Today, four months after securing financing with WatersEdge, Sunnylane is busy with renovations on its new 2-acre property, which the church has dubbed the “Ministry Center.” The plan is to move Sunnylane’s student ministry into the 6,000 square-foot building, which will free up additional space for the children’s ministry as well as provide seven new Connect Group classrooms.
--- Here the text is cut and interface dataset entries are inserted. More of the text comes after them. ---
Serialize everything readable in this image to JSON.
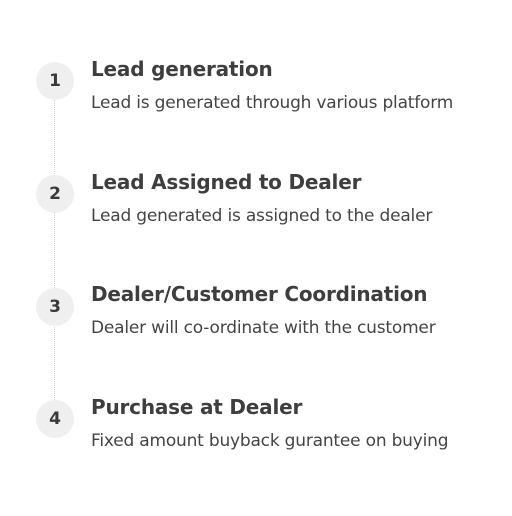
{
  "steps": [
    {
      "number": "1",
      "title": "Lead generation",
      "description": "Lead is generated through various platform"
    },
    {
      "number": "2",
      "title": "Lead Assigned to Dealer",
      "description": "Lead generated is assigned to the dealer"
    },
    {
      "number": "3",
      "title": "Dealer/Customer Coordination",
      "description": "Dealer will co-ordinate with the customer"
    },
    {
      "number": "4",
      "title": "Purchase at Dealer",
      "description": "Fixed amount buyback gurantee on buying"
    }
  ]
}
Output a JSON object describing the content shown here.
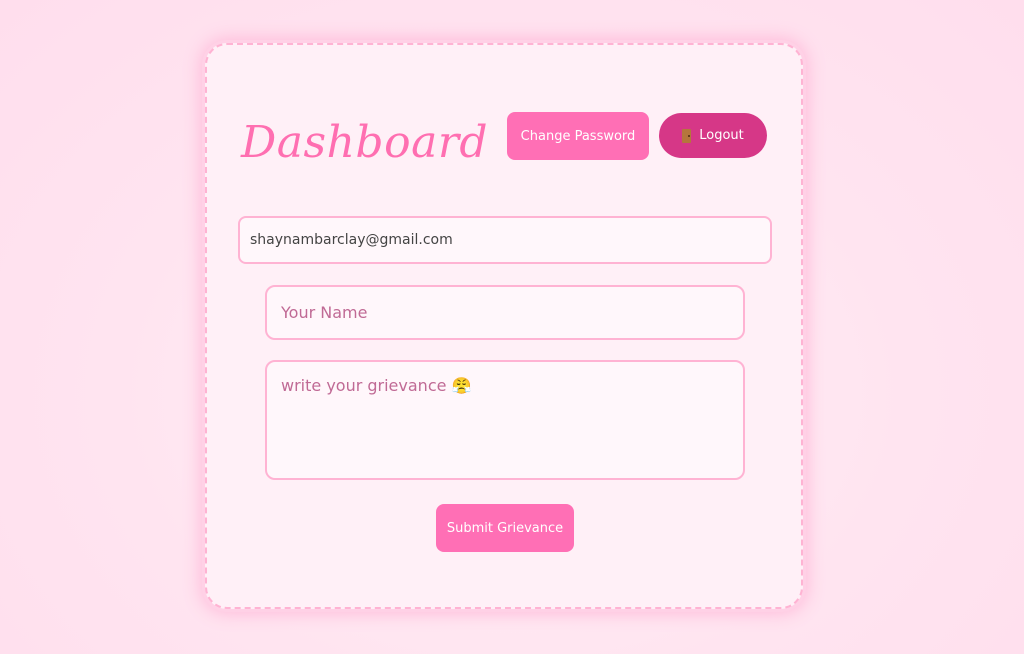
{
  "header": {
    "title": "Dashboard",
    "change_password_label": "Change Password",
    "logout_label": "Logout",
    "logout_icon": "door-icon"
  },
  "form": {
    "email_value": "shaynambarclay@gmail.com",
    "name_placeholder": "Your Name",
    "grievance_placeholder": "write your grievance 😤",
    "submit_label": "Submit Grievance"
  },
  "colors": {
    "accent": "#ff6fb5",
    "logout": "#d63787",
    "title": "#ff6fb1",
    "border": "#ffb3d3"
  }
}
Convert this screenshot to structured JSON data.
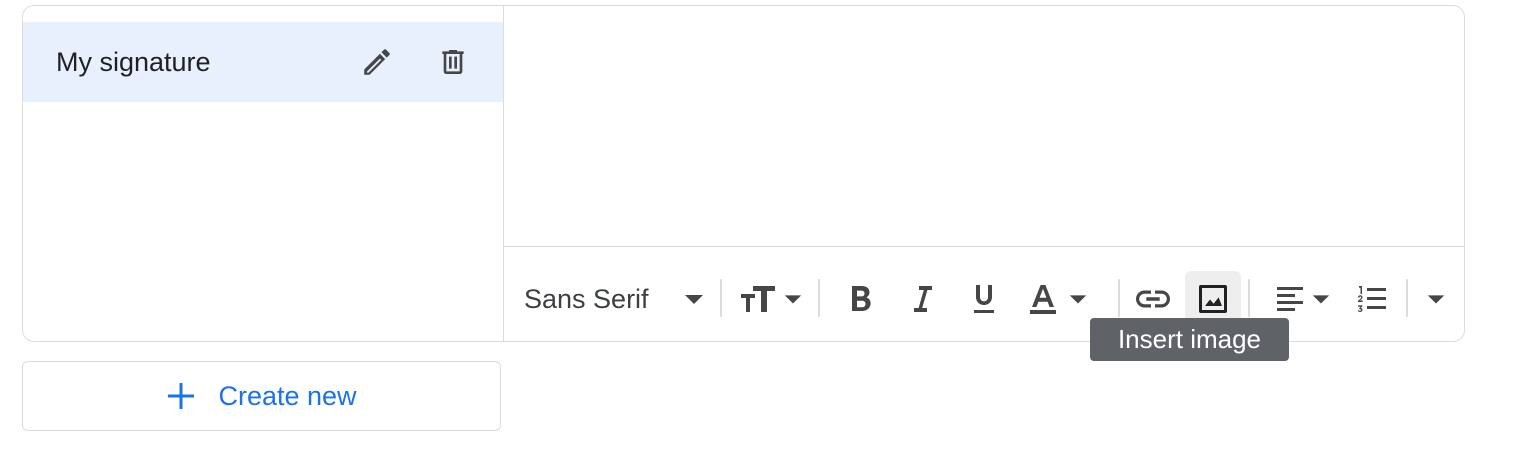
{
  "signatures": {
    "items": [
      {
        "label": "My signature"
      }
    ]
  },
  "toolbar": {
    "font_family": "Sans Serif",
    "icons": {
      "font_dropdown": "arrow-drop-down-icon",
      "text_size": "text-size-icon",
      "bold": "format-bold-icon",
      "italic": "format-italic-icon",
      "underline": "format-underline-icon",
      "text_color": "text-color-icon",
      "link": "link-icon",
      "image": "insert-image-icon",
      "align": "align-left-icon",
      "numbered_list": "numbered-list-icon",
      "more": "arrow-drop-down-icon"
    },
    "active_item": "insert-image"
  },
  "tooltip": {
    "text": "Insert image"
  },
  "create": {
    "label": "Create new"
  },
  "colors": {
    "accent": "#1a73e8",
    "selected_row": "#e8f0fe",
    "border": "#dadce0",
    "icon": "#444746",
    "tooltip_bg": "#5f6368"
  }
}
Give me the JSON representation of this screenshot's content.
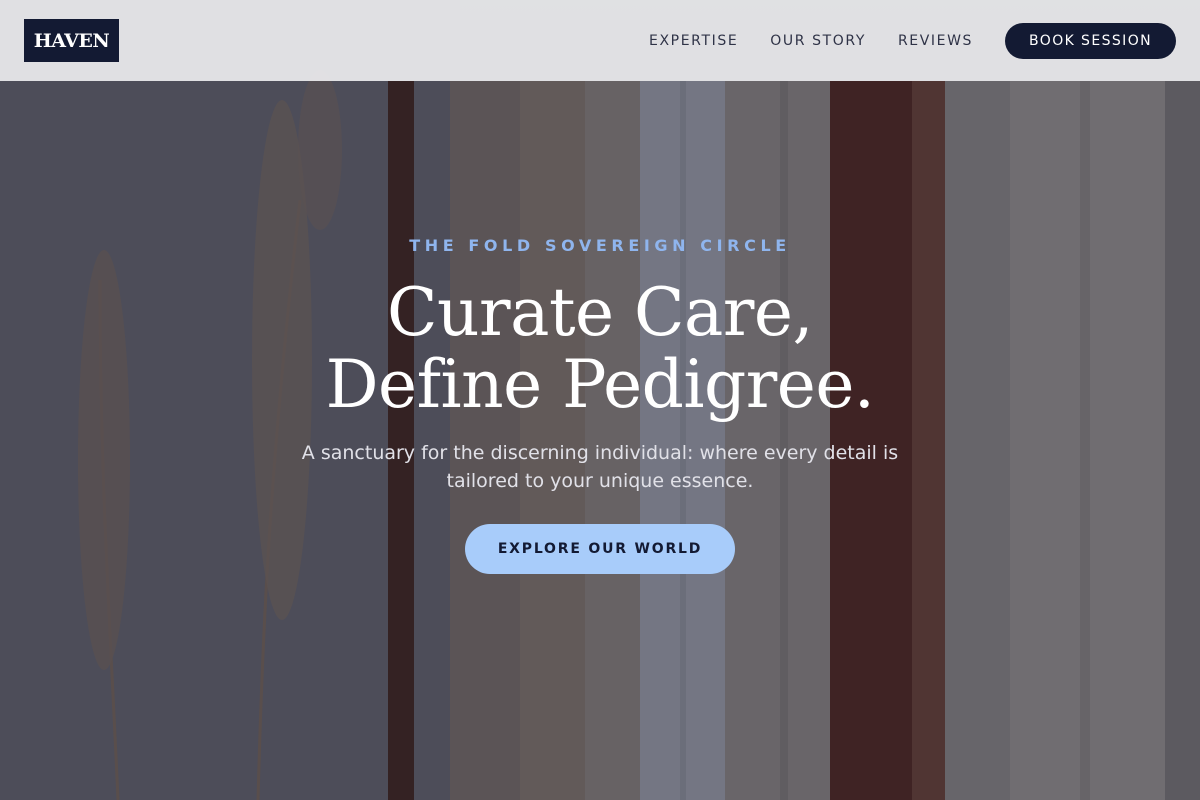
{
  "brand": {
    "logo_text": "HAVEN"
  },
  "nav": {
    "links": [
      "EXPERTISE",
      "OUR STORY",
      "REVIEWS"
    ],
    "cta_label": "BOOK SESSION"
  },
  "hero": {
    "eyebrow": "THE FOLD SOVEREIGN CIRCLE",
    "headline_line1": "Curate Care,",
    "headline_line2": "Define Pedigree.",
    "subtext": "A sanctuary for the discerning individual: where every detail is tailored to your unique essence.",
    "cta_label": "EXPLORE OUR WORLD"
  },
  "colors": {
    "navy": "#131a33",
    "accent_blue": "#a8ccfa",
    "eyebrow_blue": "#8fb5ee",
    "header_bg": "#ececee"
  }
}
Renovations are expected to be complete by the end of April with the Ministry Center’s grand opening scheduled for May.

Portrait of Frontline pastor Josh Kouri

GROWING ROOM – Renovations continue on Sunnylane’s new 6,000 square-foot Ministry Center, which is scheduled to open in May 2022.

“We’re calling it the Ministry Center because we want to use it to minister to our community,” Gandara says. “It’s focused around Sunnylane’s vision of reaching and teaching and ministering for the purpose of souls being saved and lives being changed for the glory of God.”

Sanford is especially excited about the Ministry Center’s kitchen, a feature missing from Sunnylane’s original building.

“One of the big ministries we have is feeding the local high school football team every Friday night during the season,” he explains. “But we don’t only feed them physically, we feed them spiritually — we put the Gospel right in front of these students. That’s what this new Ministry Center is all about: reaching people outside the walls of the church.

“The Bible says to be good stewards,” Sanford adds. “WatersEdge helped us do that. They gave us a really good rate, streamlined the paperwork and made it easy.”

Renewing and Redeeming

WatersEdge partners with congregations to bring new life to church facilities through renovation and new construction. But unlike traditional lenders, the interest from a WatersEdge loan is poured back into Southern Baptist ministries that change lives with the Gospel. Contact a lending expert today to learn more or apply.

loans@WatersEdgeServices.org | 800-949-9988 | WatersEdgeServices.org/loans

portrait of Mike Schueler

Mike leads the WatersEdge marketing and communications team and serves as editor-in-chief of Generosity magazine. He lives with his wife and three daughters in Edmond, Oklahoma, and attends Quail Springs Baptist Church. Mike enjoys yard work, powered flight, and is a frequent patron of Hall’s Pizza Kitchen.

Mike Schueler
WatersEdge Vice President, Marketing and Communications | Oklahoma City, OK